In the Book of Joshua, the Israelites attack and burn Jericho, Ai and Hazor. Hazor has a significant destruction layer that dates to the 13th century BCE, and the iconoclastic behavior has led some to suggest this was done by the Israelites, destroying the images of other gods. But the timing and identification of the other two cities is problematic.

Tell es-Sultan, in the Jordan Valley, just north of the Dead Sea, has been identified as the site of ancient Jericho, but a destruction layer there has been dated either to the mid-16th century or late 15th century, a distance away in time from the destruction at Hazor. The site of Khirbet et-Tell best fits the geographical location of Ai, but its destruction layer was from the 24th century BCE, and it was uninhabited until the 13th century BCE. Some have posited that Ai must be an as yet undiscovered site, but there are few other options.

The biggest challenge for archaeologists trying to match a literal version of the Bible’s account is the magnitude of the exodus. The Bible says that 600,000 men between the ages of 20 and 60 left Egypt. If an equal number of women, plus those under 20 were counted, they would number at least 1.8 million individuals. The Bible itself would seem to suggest that this number is high. Exodus 6 lists four generations from Levi until Moses. If only 70 of Jacob’s descendants went down to Egypt, it would be hard for those 70 to grow into nearly 2 million people in that short a period. It is for this reason the medieval commentator Rashi explained that the Jewish women gave birth to six babies with every pregnancy. 

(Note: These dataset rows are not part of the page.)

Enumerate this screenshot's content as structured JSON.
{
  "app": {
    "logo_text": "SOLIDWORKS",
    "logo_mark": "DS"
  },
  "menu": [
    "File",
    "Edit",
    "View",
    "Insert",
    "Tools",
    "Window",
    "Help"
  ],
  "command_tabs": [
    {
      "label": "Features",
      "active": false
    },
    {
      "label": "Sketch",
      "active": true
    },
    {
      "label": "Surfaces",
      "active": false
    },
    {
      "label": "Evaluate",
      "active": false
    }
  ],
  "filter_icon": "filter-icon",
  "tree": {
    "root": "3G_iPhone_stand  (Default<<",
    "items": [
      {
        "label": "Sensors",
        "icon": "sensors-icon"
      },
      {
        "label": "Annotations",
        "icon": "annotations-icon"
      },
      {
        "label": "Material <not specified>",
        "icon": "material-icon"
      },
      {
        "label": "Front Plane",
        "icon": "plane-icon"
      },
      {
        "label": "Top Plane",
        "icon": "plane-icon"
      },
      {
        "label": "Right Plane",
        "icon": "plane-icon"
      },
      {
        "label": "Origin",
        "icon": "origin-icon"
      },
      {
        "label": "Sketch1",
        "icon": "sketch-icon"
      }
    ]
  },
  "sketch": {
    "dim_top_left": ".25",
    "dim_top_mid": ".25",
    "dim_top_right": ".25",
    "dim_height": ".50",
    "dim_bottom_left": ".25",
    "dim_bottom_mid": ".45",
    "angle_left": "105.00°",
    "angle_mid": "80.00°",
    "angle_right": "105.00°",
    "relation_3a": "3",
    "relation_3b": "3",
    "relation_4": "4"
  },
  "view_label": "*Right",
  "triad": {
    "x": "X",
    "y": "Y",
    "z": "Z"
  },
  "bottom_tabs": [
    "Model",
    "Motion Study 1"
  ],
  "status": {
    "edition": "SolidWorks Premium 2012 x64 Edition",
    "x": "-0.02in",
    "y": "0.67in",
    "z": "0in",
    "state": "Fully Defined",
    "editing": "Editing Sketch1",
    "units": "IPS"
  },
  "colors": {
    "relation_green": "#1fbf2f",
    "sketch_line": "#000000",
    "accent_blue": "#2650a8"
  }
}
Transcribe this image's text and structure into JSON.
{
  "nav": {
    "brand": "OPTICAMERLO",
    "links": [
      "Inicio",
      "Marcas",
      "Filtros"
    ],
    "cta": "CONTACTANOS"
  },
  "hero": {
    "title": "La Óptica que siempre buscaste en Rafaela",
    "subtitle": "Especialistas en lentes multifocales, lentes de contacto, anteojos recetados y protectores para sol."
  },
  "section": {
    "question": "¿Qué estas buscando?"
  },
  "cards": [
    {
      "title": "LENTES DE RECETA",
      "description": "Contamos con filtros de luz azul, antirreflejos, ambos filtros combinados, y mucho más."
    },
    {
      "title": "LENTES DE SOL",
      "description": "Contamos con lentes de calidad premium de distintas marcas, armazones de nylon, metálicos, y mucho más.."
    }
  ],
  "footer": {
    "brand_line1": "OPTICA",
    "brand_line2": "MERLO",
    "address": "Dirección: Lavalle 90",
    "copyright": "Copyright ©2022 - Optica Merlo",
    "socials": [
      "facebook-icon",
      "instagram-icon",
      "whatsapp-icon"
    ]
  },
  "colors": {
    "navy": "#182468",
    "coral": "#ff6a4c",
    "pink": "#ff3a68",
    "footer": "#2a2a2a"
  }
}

In the midrash of Mekhilta d’Rabbi Yishmael 13:18, it says only one out five of the Israelites left Egypt, which would have meant there were 8 million plus Israelites in Egypt prior to the exodus. At the beginning of the 1st millennium CE, Egypt was estimated to have a population of only 7 million. The midrash’s estimate alone would exceed that number, and even a number of 1.8 million slaves ruled by the remainder would be hard to support. The logistics of moving 1.8 million people through a desert would be daunting. A 1915 survey of the population of Palestine counted roughly 700,000 inhabitants, and the estimated carrying capacity of the land prior to modernization was roughly 1 million people. This is well short of the number the Bible says would have entered the land.

A Christian reading places the exodus in the 15th century BCE. The Jewish Seder Olam Rabbah places it in the 14th century BCE. Archaeological evidence shows signs of an early Israel appearing in Canaan in the 13th century BCE, but different readings of the evidence have led to differing theses over where these Israelites came from. Some claim there was an Israelite conquest from east to west. Others claim it was a gradual, peaceful infiltration from the east. Yet others claim it was a peasant revolt in Canaan, a west to east population shift from the coast into the highlands.

As to the source of the exodus story, those who argue against the idea of slaves exiting Egypt and making their way to Canaan claim that it is an invented history, possibly an imagined history from the period of Egypt’s rule over Canaan, or a glorified story of the Semitic Hyksos being expelled from Egypt in the 16th century.

To archaeologists, these are all more plausible scenarios than trying to hydrate a nation of millions at a desert oasis.